Radio astronomers might have spotted the strongest hint yet that a planet outside the Solar System has auroras similar to Earth’s Northern Lights.
Joseph Callingham at the Leiden Observatory in the Netherlands and his collaborators sifted through data from a sky survey by the Low-Frequency Array (LOFAR), a gigantic array of antennas in northern Europe. To their surprise, the team found several sources of circularly polarized radiation, meaning that the radio signal’s electric fields spiralled like a corkscrew as it travelled across space. Astrophysical objects other than planets are not known to be sources of circularly polarized light with a steady twist, which is the type LOFAR observed.
The most intriguing signal was from CR Draconis, a pair of tightly orbiting red-dwarf stars that are 20 parsecs (65 light years) from Earth. LOFAR had observed the system for 21 periods of around 8 hours each, which revealed radiation in a pattern reminiscent of auroras observed on Jupiter.

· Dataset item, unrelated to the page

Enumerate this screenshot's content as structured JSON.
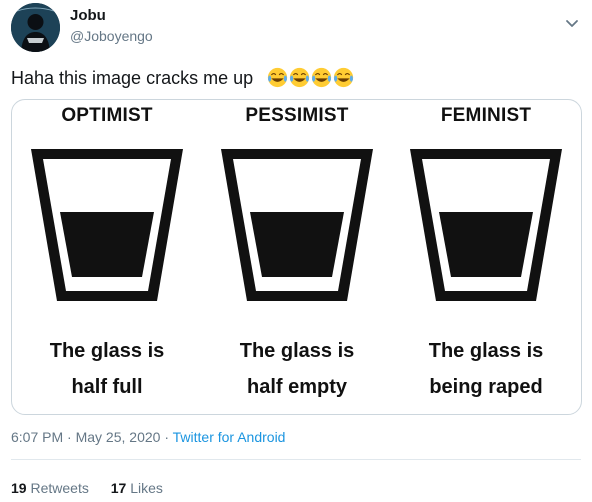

The astronomers suggest that the effect is produced in the atmosphere of a Jupiter-like planet, or by the rapid rotation of one of the stars.